The problem: Output each record verbatim, with pictures left out.

[Source data]
BEGIN

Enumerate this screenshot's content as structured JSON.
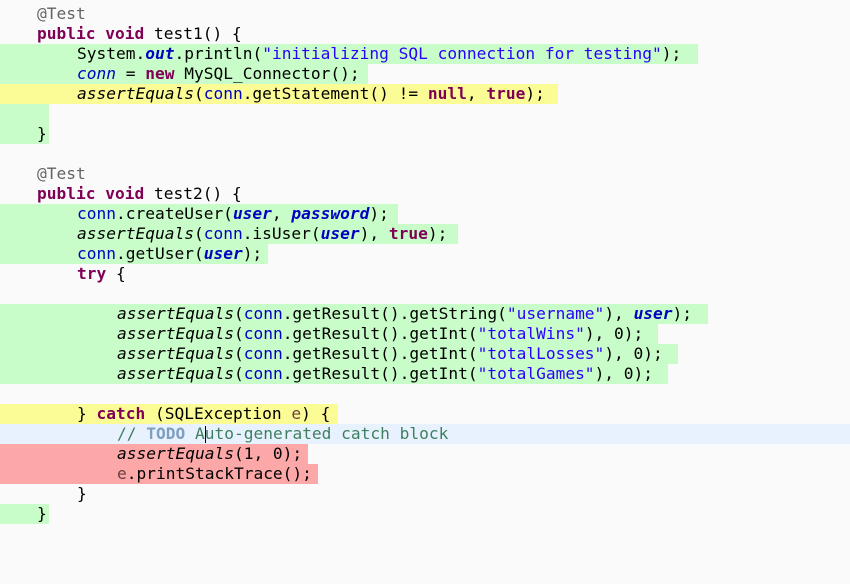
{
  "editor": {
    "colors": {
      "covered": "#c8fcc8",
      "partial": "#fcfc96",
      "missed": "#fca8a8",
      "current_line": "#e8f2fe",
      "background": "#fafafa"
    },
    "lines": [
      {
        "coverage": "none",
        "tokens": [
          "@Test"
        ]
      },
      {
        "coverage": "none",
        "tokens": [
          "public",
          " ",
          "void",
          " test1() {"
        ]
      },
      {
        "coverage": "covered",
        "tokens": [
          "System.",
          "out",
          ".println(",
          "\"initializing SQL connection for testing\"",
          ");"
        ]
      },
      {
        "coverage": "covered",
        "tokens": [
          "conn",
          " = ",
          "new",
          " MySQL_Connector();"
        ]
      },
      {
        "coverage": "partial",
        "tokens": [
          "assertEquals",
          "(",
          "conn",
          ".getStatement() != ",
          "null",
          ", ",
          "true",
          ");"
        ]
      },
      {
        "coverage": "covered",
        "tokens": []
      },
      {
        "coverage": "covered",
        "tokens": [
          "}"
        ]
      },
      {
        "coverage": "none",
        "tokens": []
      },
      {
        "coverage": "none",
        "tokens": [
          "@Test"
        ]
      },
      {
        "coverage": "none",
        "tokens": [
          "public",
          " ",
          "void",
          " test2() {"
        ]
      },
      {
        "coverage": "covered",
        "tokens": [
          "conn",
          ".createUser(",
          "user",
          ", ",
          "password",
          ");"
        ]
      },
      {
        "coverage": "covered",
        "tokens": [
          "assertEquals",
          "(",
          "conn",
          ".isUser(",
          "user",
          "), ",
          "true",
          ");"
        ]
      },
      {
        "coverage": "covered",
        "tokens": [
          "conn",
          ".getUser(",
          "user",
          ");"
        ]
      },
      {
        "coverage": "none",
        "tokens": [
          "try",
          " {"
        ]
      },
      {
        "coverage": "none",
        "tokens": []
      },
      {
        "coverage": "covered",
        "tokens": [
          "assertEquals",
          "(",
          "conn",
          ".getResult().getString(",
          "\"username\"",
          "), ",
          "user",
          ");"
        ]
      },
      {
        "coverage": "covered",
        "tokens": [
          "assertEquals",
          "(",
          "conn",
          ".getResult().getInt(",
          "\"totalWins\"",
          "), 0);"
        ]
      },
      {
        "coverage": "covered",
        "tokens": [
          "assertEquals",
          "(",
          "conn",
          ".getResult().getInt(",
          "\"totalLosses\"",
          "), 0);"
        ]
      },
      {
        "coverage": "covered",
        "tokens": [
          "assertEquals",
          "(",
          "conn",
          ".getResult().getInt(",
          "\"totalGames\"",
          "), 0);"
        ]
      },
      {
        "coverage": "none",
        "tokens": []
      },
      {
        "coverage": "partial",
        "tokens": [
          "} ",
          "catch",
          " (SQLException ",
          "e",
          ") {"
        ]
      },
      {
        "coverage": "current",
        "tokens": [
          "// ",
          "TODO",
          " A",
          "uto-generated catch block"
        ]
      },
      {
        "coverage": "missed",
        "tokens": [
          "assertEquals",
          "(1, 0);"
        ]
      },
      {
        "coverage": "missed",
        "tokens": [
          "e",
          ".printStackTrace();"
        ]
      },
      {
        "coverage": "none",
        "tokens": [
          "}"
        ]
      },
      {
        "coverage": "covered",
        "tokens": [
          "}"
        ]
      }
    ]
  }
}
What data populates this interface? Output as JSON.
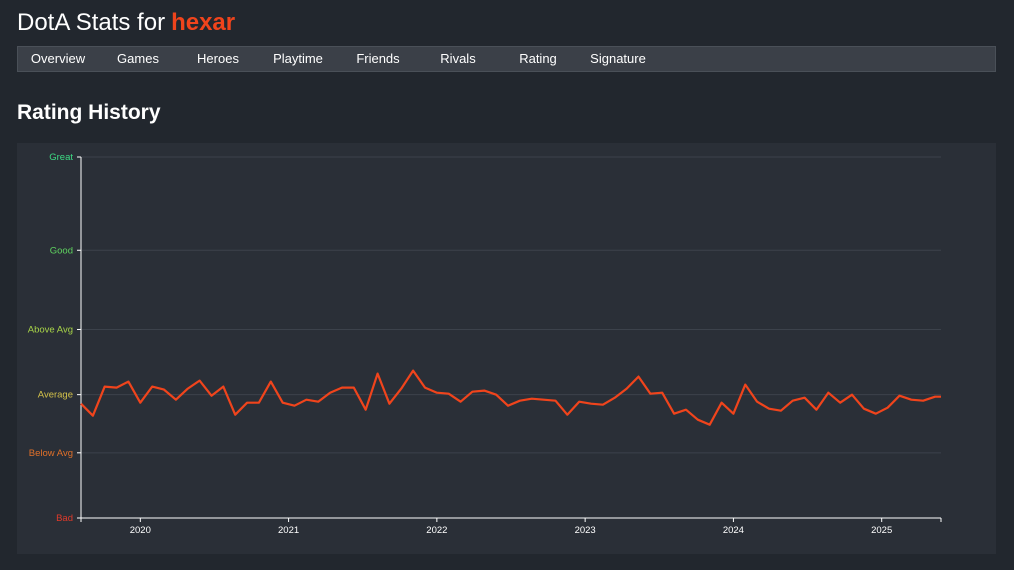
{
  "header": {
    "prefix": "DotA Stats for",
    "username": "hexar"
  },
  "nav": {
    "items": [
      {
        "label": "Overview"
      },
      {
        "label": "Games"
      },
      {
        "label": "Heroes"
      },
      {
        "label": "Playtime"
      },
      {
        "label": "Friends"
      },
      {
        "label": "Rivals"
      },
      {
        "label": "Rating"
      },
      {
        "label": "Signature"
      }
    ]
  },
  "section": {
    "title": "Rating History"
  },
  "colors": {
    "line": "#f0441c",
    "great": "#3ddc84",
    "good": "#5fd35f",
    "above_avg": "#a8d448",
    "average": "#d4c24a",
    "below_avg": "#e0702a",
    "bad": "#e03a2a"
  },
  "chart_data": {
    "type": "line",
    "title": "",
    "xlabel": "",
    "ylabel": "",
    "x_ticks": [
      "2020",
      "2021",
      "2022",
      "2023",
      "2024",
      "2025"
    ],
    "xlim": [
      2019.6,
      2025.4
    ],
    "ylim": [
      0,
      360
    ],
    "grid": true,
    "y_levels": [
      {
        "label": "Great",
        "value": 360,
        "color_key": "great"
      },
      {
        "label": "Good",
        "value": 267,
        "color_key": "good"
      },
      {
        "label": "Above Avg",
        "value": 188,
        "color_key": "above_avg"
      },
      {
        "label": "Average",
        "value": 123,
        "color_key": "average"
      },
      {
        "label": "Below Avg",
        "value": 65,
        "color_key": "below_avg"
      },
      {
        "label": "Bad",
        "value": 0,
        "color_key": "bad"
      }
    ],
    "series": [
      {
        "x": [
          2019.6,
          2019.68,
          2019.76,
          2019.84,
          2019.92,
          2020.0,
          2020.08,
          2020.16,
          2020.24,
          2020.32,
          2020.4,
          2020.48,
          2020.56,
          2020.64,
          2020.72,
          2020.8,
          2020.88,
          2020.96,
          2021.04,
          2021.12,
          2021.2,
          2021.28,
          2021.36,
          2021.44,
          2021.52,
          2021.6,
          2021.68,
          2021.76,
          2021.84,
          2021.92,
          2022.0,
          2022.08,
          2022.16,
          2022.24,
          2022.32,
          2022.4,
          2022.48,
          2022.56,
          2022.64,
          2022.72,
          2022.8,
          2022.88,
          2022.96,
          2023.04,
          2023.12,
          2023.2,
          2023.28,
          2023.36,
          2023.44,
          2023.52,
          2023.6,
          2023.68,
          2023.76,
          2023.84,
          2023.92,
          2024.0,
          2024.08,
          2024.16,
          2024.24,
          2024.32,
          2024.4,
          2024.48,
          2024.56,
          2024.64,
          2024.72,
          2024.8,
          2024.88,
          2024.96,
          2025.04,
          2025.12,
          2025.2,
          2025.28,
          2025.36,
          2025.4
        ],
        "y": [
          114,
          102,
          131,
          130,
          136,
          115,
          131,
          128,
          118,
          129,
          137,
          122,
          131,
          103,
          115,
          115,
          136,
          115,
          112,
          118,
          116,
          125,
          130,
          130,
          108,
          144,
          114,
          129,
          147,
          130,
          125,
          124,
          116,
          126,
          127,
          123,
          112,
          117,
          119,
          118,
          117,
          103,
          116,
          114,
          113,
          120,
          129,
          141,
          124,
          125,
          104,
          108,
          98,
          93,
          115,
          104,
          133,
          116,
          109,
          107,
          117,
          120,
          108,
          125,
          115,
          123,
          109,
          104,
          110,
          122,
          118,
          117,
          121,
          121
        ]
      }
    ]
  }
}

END

Expected answer:
Enumerate this screenshot's content as structured JSON.
{
  "editor": {
    "colors": {
      "covered": "#c8fcc8",
      "partial": "#fcfc96",
      "missed": "#fca8a8",
      "current_line": "#e8f2fe",
      "background": "#fafafa"
    },
    "lines": [
      {
        "coverage": "none",
        "tokens": [
          "@Test"
        ]
      },
      {
        "coverage": "none",
        "tokens": [
          "public",
          " ",
          "void",
          " test1() {"
        ]
      },
      {
        "coverage": "covered",
        "tokens": [
          "System.",
          "out",
          ".println(",
          "\"initializing SQL connection for testing\"",
          ");"
        ]
      },
      {
        "coverage": "covered",
        "tokens": [
          "conn",
          " = ",
          "new",
          " MySQL_Connector();"
        ]
      },
      {
        "coverage": "partial",
        "tokens": [
          "assertEquals",
          "(",
          "conn",
          ".getStatement() != ",
          "null",
          ", ",
          "true",
          ");"
        ]
      },
      {
        "coverage": "covered",
        "tokens": []
      },
      {
        "coverage": "covered",
        "tokens": [
          "}"
        ]
      },
      {
        "coverage": "none",
        "tokens": []
      },
      {
        "coverage": "none",
        "tokens": [
          "@Test"
        ]
      },
      {
        "coverage": "none",
        "tokens": [
          "public",
          " ",
          "void",
          " test2() {"
        ]
      },
      {
        "coverage": "covered",
        "tokens": [
          "conn",
          ".createUser(",
          "user",
          ", ",
          "password",
          ");"
        ]
      },
      {
        "coverage": "covered",
        "tokens": [
          "assertEquals",
          "(",
          "conn",
          ".isUser(",
          "user",
          "), ",
          "true",
          ");"
        ]
      },
      {
        "coverage": "covered",
        "tokens": [
          "conn",
          ".getUser(",
          "user",
          ");"
        ]
      },
      {
        "coverage": "none",
        "tokens": [
          "try",
          " {"
        ]
      },
      {
        "coverage": "none",
        "tokens": []
      },
      {
        "coverage": "covered",
        "tokens": [
          "assertEquals",
          "(",
          "conn",
          ".getResult().getString(",
          "\"username\"",
          "), ",
          "user",
          ");"
        ]
      },
      {
        "coverage": "covered",
        "tokens": [
          "assertEquals",
          "(",
          "conn",
          ".getResult().getInt(",
          "\"totalWins\"",
          "), 0);"
        ]
      },
      {
        "coverage": "covered",
        "tokens": [
          "assertEquals",
          "(",
          "conn",
          ".getResult().getInt(",
          "\"totalLosses\"",
          "), 0);"
        ]
      },
      {
        "coverage": "covered",
        "tokens": [
          "assertEquals",
          "(",
          "conn",
          ".getResult().getInt(",
          "\"totalGames\"",
          "), 0);"
        ]
      },
      {
        "coverage": "none",
        "tokens": []
      },
      {
        "coverage": "partial",
        "tokens": [
          "} ",
          "catch",
          " (SQLException ",
          "e",
          ") {"
        ]
      },
      {
        "coverage": "current",
        "tokens": [
          "// ",
          "TODO",
          " A",
          "uto-generated catch block"
        ]
      },
      {
        "coverage": "missed",
        "tokens": [
          "assertEquals",
          "(1, 0);"
        ]
      },
      {
        "coverage": "missed",
        "tokens": [
          "e",
          ".printStackTrace();"
        ]
      },
      {
        "coverage": "none",
        "tokens": [
          "}"
        ]
      },
      {
        "coverage": "covered",
        "tokens": [
          "}"
        ]
      }
    ]
  }
}
What data populates this interface? Output as JSON.
{
  "header": {
    "prefix": "DotA Stats for",
    "username": "hexar"
  },
  "nav": {
    "items": [
      {
        "label": "Overview"
      },
      {
        "label": "Games"
      },
      {
        "label": "Heroes"
      },
      {
        "label": "Playtime"
      },
      {
        "label": "Friends"
      },
      {
        "label": "Rivals"
      },
      {
        "label": "Rating"
      },
      {
        "label": "Signature"
      }
    ]
  },
  "section": {
    "title": "Rating History"
  },
  "colors": {
    "line": "#f0441c",
    "great": "#3ddc84",
    "good": "#5fd35f",
    "above_avg": "#a8d448",
    "average": "#d4c24a",
    "below_avg": "#e0702a",
    "bad": "#e03a2a"
  },
  "chart_data": {
    "type": "line",
    "title": "",
    "xlabel": "",
    "ylabel": "",
    "x_ticks": [
      "2020",
      "2021",
      "2022",
      "2023",
      "2024",
      "2025"
    ],
    "xlim": [
      2019.6,
      2025.4
    ],
    "ylim": [
      0,
      360
    ],
    "grid": true,
    "y_levels": [
      {
        "label": "Great",
        "value": 360,
        "color_key": "great"
      },
      {
        "label": "Good",
        "value": 267,
        "color_key": "good"
      },
      {
        "label": "Above Avg",
        "value": 188,
        "color_key": "above_avg"
      },
      {
        "label": "Average",
        "value": 123,
        "color_key": "average"
      },
      {
        "label": "Below Avg",
        "value": 65,
        "color_key": "below_avg"
      },
      {
        "label": "Bad",
        "value": 0,
        "color_key": "bad"
      }
    ],
    "series": [
      {
        "x": [
          2019.6,
          2019.68,
          2019.76,
          2019.84,
          2019.92,
          2020.0,
          2020.08,
          2020.16,
          2020.24,
          2020.32,
          2020.4,
          2020.48,
          2020.56,
          2020.64,
          2020.72,
          2020.8,
          2020.88,
          2020.96,
          2021.04,
          2021.12,
          2021.2,
          2021.28,
          2021.36,
          2021.44,
          2021.52,
          2021.6,
          2021.68,
          2021.76,
          2021.84,
          2021.92,
          2022.0,
          2022.08,
          2022.16,
          2022.24,
          2022.32,
          2022.4,
          2022.48,
          2022.56,
          2022.64,
          2022.72,
          2022.8,
          2022.88,
          2022.96,
          2023.04,
          2023.12,
          2023.2,
          2023.28,
          2023.36,
          2023.44,
          2023.52,
          2023.6,
          2023.68,
          2023.76,
          2023.84,
          2023.92,
          2024.0,
          2024.08,
          2024.16,
          2024.24,
          2024.32,
          2024.4,
          2024.48,
          2024.56,
          2024.64,
          2024.72,
          2024.8,
          2024.88,
          2024.96,
          2025.04,
          2025.12,
          2025.2,
          2025.28,
          2025.36,
          2025.4
        ],
        "y": [
          114,
          102,
          131,
          130,
          136,
          115,
          131,
          128,
          118,
          129,
          137,
          122,
          131,
          103,
          115,
          115,
          136,
          115,
          112,
          118,
          116,
          125,
          130,
          130,
          108,
          144,
          114,
          129,
          147,
          130,
          125,
          124,
          116,
          126,
          127,
          123,
          112,
          117,
          119,
          118,
          117,
          103,
          116,
          114,
          113,
          120,
          129,
          141,
          124,
          125,
          104,
          108,
          98,
          93,
          115,
          104,
          133,
          116,
          109,
          107,
          117,
          120,
          108,
          125,
          115,
          123,
          109,
          104,
          110,
          122,
          118,
          117,
          121,
          121
        ]
      }
    ]
  }
}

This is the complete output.